This study was conducted on monkeys not humans who may have reacted differently to the stressor the executive monkeys were exposed to. The response in humans might not have been so severe in that they may not have died. The study was not concerned with the welfare of the monkeys used. The limitation of this study is that by conducting it on monkeys it is not necessarily accurate to relate the results to human stress as the results could have been different. An advantage of this study could be that forced behaviour has been identified as a cause of stress which can cause health issues.
Marmot et al (1997) conducted research into a cognitive approach to stress. The aim of the study was to establish if a lack of control in the workplace caused an increase in the occurrence of stress related illness. The research was conducted over a period of three years using over 10,000 civil servants. Self report questionnaires were completed to assess the level of job control the participants had. There were also assessments carried out by personnel managers. The researchers then compared the results to incidence of stress related illness. The study found that workers with less work control were at a significant increased risk of dying from a heart attack than those with more control. The workers with less control were also found to be more likely to have other stress related illnesses.

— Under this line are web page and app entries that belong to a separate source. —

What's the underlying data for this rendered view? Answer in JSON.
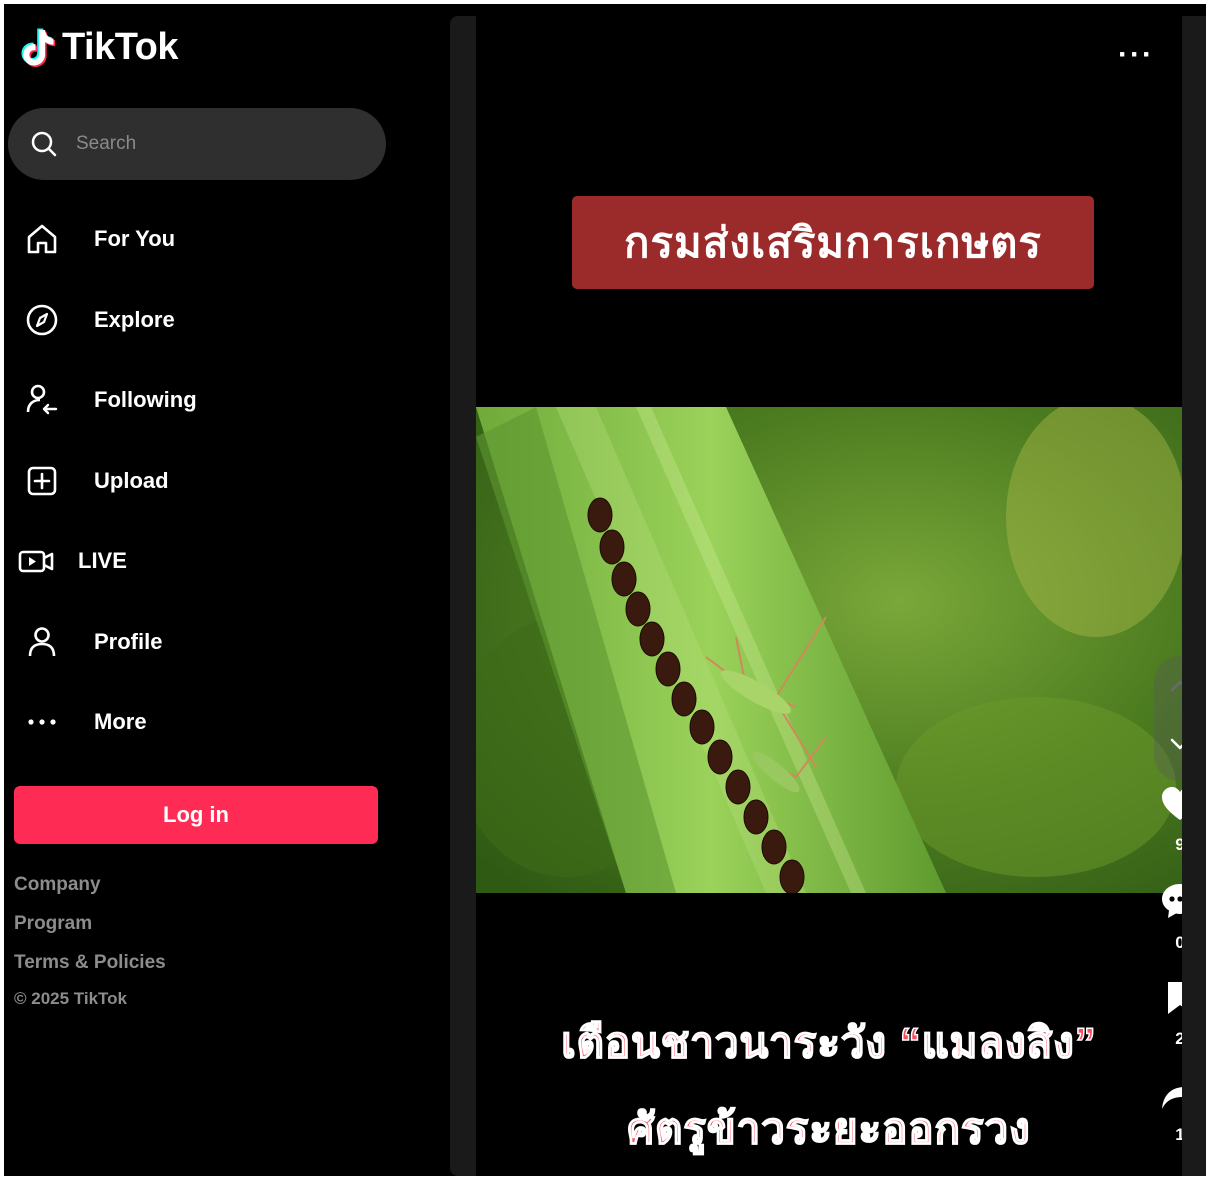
{
  "app": {
    "name": "TikTok"
  },
  "search": {
    "placeholder": "Search"
  },
  "nav": [
    {
      "label": "For You",
      "icon": "home-icon"
    },
    {
      "label": "Explore",
      "icon": "compass-icon"
    },
    {
      "label": "Following",
      "icon": "following-icon"
    },
    {
      "label": "Upload",
      "icon": "upload-icon"
    },
    {
      "label": "LIVE",
      "icon": "live-icon"
    },
    {
      "label": "Profile",
      "icon": "profile-icon"
    },
    {
      "label": "More",
      "icon": "more-icon"
    }
  ],
  "login": {
    "label": "Log in"
  },
  "footer": {
    "links": [
      "Company",
      "Program",
      "Terms & Policies"
    ],
    "copyright": "© 2025 TikTok"
  },
  "video": {
    "banner": "กรมส่งเสริมการเกษตร",
    "caption_line1": "เตือนชาวนาระวัง “แมลงสิง”",
    "caption_line2": "ศัตรูข้าวระยะออกรวง",
    "more": "···"
  },
  "actions": {
    "likes": "9",
    "comments": "0",
    "saves": "2",
    "shares": "1"
  },
  "colors": {
    "accent": "#fe2c55",
    "banner": "#9b2a2a",
    "caption": "#ff4a5c"
  }
}
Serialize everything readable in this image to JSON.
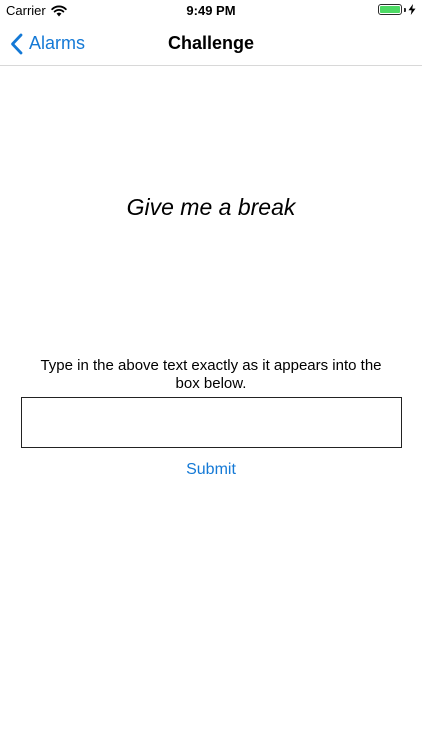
{
  "status_bar": {
    "carrier": "Carrier",
    "time": "9:49 PM",
    "battery_level": 1.0,
    "battery_color": "#4cd964",
    "icons": [
      "wifi-icon",
      "battery-icon",
      "charging-bolt-icon"
    ]
  },
  "nav": {
    "back_label": "Alarms",
    "back_icon": "chevron-left-icon",
    "title": "Challenge",
    "accent_color": "#1479d6"
  },
  "challenge": {
    "phrase": "Give me a break",
    "instructions": "Type in the above text exactly as it appears into the box below.",
    "input_value": "",
    "input_placeholder": "",
    "submit_label": "Submit"
  }
}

A limitation of this research into a cognitive approach to stress is that the study focussed on one specific group of workers whilst the results indicated that stress related illness increased among those with the least control in the work environment the study does not identify if this is true for the entire population. An advantage is that the study could be applied and repeated in other workplaces to identify if there is a lack of control felt by employees. This would allow employers to increase the level of control with the aim of preventing stress related illnesses.
In conclusion it is possible that all areas discussed show how stress can affect us and can cause illness as a result. Stress caused through a combination of cognitive and behavioural factors creates physiological symptoms which in turn have a harmful effect on our body.
The human body is able to adapt to a certain level of stress however if the stress continues long term it can have a disastrous effect on the body.